  • Karyn Lewis, KI, Sweden
  • Ram Yahya, Stockhom University, Sweden


  • Laura Heezen, University of Utrecht, The Netherlands
  • Jana Immenschuh, Stockholm University, Sweden
  • Agnieszska Limiszewska, Stockholm University, Sweden
  • Hyunsoo Park, KI


  • Emily Cox, University of Calgary, Canada
  • Cantin Ortiz, Royal Institute of Technology (KTH), Sweden
  • Leonardo Rakauskas, University of São Paolo, Brazil
  • Yicheng Wu, KI, Sweden
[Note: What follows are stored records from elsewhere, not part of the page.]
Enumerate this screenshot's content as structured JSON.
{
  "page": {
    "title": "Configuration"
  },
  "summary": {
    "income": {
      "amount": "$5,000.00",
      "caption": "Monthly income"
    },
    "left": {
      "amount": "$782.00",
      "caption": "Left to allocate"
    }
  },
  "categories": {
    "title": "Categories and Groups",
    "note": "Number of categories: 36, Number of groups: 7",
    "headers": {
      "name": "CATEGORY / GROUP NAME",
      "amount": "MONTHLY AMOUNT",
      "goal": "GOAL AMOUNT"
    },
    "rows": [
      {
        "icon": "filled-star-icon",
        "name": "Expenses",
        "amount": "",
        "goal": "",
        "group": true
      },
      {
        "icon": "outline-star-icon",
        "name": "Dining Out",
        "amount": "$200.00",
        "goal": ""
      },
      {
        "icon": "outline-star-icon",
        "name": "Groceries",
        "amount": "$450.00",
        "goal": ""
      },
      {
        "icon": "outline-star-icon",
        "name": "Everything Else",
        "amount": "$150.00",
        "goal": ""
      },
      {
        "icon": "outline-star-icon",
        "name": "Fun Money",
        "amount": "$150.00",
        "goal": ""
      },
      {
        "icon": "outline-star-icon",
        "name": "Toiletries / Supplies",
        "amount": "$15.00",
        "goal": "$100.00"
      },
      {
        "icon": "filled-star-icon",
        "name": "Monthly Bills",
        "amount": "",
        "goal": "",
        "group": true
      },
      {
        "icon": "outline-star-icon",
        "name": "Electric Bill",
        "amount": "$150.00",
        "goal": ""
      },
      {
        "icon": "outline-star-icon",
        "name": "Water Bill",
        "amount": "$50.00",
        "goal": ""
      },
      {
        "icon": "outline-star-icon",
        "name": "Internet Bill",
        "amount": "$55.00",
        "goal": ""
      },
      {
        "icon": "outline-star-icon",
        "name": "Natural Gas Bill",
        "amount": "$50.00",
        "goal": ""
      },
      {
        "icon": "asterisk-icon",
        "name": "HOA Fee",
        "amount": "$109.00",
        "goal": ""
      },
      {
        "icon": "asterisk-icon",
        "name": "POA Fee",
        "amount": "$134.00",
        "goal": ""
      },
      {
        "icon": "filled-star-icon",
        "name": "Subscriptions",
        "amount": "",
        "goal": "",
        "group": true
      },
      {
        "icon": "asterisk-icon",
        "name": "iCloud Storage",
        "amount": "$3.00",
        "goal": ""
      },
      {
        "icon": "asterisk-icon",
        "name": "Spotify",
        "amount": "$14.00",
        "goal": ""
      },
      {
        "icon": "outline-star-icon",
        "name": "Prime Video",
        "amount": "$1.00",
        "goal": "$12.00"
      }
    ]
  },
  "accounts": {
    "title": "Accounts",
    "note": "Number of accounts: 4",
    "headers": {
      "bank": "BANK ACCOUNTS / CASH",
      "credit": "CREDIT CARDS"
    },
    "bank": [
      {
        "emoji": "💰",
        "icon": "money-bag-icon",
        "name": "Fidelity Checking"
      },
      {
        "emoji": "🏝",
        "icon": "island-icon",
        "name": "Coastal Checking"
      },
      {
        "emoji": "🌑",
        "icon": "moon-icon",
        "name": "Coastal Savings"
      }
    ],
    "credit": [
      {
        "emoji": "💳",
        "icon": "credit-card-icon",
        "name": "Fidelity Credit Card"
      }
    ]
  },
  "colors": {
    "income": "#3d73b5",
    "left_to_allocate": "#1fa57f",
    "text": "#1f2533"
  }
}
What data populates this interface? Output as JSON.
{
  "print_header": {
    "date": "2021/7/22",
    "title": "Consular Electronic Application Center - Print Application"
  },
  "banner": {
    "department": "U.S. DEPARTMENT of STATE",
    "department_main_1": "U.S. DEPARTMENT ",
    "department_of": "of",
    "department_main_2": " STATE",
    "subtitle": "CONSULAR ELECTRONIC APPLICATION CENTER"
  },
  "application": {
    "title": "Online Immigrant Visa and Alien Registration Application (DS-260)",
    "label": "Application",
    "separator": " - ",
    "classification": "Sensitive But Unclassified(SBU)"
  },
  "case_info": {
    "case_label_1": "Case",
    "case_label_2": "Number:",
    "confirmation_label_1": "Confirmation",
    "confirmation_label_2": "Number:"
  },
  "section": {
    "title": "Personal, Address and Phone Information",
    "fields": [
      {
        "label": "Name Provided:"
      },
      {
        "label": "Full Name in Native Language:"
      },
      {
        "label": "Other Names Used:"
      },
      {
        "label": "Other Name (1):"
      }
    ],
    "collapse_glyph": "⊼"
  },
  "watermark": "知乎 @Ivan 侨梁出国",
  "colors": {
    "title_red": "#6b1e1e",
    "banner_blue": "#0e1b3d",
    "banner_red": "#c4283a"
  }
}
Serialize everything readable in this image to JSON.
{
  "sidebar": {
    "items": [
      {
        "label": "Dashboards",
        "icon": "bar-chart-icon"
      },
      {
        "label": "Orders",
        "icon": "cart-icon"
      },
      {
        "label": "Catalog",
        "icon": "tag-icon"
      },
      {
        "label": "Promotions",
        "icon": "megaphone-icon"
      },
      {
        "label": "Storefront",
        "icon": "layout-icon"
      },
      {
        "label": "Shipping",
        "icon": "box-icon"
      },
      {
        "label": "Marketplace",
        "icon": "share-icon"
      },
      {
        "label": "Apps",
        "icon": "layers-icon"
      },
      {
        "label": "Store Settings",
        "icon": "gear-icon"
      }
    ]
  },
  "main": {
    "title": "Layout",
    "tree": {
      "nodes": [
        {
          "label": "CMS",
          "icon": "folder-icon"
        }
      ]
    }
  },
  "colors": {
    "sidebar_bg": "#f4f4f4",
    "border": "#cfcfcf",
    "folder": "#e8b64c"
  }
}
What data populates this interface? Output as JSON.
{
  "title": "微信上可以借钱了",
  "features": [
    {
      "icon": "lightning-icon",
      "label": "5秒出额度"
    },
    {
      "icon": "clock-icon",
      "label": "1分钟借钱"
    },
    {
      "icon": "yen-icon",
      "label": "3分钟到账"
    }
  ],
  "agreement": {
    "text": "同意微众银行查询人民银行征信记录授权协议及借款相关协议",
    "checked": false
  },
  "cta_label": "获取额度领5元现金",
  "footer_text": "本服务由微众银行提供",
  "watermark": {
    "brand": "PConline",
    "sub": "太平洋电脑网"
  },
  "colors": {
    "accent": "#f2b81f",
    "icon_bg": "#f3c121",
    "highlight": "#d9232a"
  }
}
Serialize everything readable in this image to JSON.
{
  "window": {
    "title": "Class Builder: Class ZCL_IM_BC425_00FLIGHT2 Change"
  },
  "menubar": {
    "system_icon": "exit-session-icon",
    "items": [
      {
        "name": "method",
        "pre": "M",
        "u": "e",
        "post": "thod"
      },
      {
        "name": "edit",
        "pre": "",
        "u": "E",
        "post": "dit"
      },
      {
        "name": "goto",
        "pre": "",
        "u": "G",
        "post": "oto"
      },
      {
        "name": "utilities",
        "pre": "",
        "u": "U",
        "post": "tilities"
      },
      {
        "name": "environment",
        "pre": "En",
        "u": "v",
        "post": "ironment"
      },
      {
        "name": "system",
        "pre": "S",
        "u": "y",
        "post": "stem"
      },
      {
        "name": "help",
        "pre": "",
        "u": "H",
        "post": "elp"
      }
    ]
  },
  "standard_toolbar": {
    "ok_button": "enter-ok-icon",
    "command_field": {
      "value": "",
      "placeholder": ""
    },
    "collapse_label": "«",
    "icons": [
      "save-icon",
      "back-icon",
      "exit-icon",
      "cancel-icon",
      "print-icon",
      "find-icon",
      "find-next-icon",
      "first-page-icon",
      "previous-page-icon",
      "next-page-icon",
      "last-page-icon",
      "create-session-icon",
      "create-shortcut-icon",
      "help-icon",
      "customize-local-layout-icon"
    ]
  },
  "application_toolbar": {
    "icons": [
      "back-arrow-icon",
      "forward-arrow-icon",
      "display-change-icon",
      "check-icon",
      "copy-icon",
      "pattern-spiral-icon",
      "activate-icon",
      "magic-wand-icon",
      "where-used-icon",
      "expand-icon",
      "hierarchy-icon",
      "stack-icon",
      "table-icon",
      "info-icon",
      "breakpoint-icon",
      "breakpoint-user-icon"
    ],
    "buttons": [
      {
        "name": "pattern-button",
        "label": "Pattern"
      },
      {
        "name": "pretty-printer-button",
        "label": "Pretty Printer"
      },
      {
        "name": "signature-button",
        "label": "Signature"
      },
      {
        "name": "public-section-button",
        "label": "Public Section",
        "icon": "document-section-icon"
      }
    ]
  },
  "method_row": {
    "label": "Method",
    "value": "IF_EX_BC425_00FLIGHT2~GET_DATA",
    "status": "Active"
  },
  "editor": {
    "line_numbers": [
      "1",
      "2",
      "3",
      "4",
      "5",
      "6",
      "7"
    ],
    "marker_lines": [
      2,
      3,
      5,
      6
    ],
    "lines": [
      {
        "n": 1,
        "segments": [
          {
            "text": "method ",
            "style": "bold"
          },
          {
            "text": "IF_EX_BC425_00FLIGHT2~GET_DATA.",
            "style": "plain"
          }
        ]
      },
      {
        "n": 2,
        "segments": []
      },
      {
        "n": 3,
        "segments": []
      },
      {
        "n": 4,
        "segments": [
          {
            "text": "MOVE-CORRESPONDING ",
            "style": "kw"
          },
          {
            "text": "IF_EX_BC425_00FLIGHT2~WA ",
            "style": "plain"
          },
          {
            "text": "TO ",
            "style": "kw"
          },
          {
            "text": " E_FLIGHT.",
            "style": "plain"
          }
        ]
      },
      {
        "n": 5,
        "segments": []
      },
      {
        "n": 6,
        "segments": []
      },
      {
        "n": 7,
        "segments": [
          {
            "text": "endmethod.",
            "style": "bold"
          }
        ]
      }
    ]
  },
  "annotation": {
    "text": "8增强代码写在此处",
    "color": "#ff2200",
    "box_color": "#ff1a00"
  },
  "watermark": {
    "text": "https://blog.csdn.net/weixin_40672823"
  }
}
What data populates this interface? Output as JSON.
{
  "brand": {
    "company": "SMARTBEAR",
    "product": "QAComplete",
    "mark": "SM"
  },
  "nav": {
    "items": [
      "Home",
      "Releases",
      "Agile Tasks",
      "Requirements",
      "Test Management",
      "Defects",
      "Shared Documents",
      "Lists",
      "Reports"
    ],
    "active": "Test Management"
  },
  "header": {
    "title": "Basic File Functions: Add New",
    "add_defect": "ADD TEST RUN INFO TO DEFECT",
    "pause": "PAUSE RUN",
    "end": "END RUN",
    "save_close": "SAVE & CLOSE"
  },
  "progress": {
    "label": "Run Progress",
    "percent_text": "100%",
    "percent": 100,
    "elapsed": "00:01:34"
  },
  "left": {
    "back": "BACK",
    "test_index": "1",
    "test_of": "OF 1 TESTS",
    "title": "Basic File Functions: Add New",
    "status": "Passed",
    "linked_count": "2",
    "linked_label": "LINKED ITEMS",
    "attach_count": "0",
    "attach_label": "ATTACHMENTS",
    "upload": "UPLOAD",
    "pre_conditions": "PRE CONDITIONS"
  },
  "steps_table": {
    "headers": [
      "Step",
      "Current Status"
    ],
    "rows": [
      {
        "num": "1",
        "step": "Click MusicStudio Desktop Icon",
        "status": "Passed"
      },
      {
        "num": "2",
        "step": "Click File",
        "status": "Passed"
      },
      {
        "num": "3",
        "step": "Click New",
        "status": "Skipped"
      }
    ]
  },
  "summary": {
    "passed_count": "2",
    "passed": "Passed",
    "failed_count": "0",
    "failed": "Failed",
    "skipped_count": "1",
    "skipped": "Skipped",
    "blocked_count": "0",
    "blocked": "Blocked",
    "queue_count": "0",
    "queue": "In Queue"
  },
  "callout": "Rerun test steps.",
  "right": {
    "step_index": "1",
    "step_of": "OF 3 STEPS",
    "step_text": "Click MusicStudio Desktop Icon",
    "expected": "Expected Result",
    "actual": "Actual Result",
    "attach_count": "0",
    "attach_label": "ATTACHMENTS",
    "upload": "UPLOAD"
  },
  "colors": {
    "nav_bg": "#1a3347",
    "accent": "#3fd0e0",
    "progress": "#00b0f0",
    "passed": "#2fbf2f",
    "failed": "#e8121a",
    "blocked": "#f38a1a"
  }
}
  • Joseph Clerke, University of Glasgow, Scottland
  • Lovisa Franzén, Stockholm University, Sweden
  • Michal Miazga, University of Warsaw, Poland


  • Leonidas Georgiu, University of Glasgow, Scottland
  • Laura Heikkinen, KI, Sweden
  • Solmaz Yazdani, KI, Sweden


  • Charlotta Henningson, University of Edingburgh, Scotland


  • Marieke Oudelaar, KI, Sweden


  • Cilla Gottfries, KI, Sweden
  • John-Peter Vinnars, KI, Sweden
  • Chan Shi Yu, National University of Singapore, Singapore

Work with us

Marie Carlén in a telephone booth, reading a magazine. The telephone booth is a library filled with books.
Marie Carlén reading a magazine in a telephone booth. Photo: N/A

Work with us

We are always looking to extend our team!

If you are interested in joining the CarlenLab, please send an email to Marie Carlén at with a cover letter describing your education, experience, and expertise relevant to the lab’s research. Please also let us know what your career goals are and what you hope to achieve in the CarlenLab.

Name and full contact information for 2-3 references ready to submit reference letters upon request is also highly appreciated.

Applications at all levels are welcome!